Scan the entries below for "Courses" and copy each line that holds it.

Stored items from a collection
◆ ◆ ◆ ◆ ◆

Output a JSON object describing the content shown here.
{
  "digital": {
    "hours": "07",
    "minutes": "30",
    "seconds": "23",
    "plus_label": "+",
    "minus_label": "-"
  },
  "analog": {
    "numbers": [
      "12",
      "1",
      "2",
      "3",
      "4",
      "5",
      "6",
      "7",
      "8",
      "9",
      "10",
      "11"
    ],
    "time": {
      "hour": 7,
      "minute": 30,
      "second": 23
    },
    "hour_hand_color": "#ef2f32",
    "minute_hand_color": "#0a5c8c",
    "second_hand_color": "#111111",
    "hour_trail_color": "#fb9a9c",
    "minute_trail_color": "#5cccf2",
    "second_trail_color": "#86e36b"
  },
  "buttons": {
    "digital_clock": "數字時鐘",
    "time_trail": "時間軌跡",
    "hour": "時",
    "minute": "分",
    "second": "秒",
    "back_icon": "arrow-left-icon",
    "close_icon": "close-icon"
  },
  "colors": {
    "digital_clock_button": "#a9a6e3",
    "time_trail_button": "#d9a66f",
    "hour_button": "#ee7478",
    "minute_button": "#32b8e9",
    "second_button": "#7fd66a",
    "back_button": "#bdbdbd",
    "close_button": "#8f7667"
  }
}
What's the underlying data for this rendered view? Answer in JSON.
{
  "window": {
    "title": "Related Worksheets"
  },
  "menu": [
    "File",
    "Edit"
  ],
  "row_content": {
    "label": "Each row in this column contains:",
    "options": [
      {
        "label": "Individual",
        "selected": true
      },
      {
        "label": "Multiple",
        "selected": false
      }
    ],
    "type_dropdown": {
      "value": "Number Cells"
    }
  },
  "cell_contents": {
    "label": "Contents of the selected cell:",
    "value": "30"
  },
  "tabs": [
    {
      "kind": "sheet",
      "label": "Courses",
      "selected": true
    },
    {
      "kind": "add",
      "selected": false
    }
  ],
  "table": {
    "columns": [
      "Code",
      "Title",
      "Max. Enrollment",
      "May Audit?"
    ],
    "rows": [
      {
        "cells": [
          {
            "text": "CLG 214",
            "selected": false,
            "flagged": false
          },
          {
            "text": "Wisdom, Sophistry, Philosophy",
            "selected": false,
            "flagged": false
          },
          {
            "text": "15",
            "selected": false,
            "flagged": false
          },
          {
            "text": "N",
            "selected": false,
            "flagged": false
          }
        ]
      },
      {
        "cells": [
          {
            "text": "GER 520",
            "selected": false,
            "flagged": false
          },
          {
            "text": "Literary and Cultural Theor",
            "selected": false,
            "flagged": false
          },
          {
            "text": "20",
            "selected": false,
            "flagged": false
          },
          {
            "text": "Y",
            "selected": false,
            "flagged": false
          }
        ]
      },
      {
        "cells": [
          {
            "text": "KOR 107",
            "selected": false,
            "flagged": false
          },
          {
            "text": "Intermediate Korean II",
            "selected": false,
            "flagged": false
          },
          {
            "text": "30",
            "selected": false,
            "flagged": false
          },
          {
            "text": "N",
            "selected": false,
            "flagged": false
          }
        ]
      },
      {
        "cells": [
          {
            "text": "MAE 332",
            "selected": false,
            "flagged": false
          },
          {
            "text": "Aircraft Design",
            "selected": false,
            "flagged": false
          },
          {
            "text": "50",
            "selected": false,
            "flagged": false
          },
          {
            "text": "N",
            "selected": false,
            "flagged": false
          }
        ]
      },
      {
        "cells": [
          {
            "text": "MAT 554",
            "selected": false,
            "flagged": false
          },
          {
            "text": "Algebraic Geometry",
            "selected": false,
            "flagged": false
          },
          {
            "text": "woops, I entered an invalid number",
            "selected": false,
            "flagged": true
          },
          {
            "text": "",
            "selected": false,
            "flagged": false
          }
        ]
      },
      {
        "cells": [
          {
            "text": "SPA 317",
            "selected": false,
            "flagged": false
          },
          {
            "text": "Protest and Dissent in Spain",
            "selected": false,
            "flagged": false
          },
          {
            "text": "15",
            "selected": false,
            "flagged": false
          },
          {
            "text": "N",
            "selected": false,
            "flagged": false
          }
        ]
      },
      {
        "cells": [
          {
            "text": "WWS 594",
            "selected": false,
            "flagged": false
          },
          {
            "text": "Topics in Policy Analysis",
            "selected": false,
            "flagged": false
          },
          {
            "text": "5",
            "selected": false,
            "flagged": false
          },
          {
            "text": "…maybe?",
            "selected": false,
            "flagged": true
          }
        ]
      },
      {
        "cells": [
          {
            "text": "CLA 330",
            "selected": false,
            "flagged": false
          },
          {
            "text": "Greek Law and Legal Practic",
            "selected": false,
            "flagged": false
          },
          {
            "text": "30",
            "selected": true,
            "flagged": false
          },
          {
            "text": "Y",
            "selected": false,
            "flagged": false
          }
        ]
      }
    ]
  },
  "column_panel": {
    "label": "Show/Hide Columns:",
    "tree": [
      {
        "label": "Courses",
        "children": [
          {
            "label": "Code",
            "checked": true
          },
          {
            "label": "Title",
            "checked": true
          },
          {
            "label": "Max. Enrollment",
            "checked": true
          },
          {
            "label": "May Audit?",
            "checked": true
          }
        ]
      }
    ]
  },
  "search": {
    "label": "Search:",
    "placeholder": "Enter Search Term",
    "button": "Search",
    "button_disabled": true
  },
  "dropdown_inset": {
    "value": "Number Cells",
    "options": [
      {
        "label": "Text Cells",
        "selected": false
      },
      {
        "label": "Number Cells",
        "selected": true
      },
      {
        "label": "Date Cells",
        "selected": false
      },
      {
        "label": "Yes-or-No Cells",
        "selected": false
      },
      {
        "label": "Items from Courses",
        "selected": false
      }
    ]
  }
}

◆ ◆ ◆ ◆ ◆

--- Problem solution ---
      "label": "Courses",
        "label": "Courses",
        "label": "Items from Courses",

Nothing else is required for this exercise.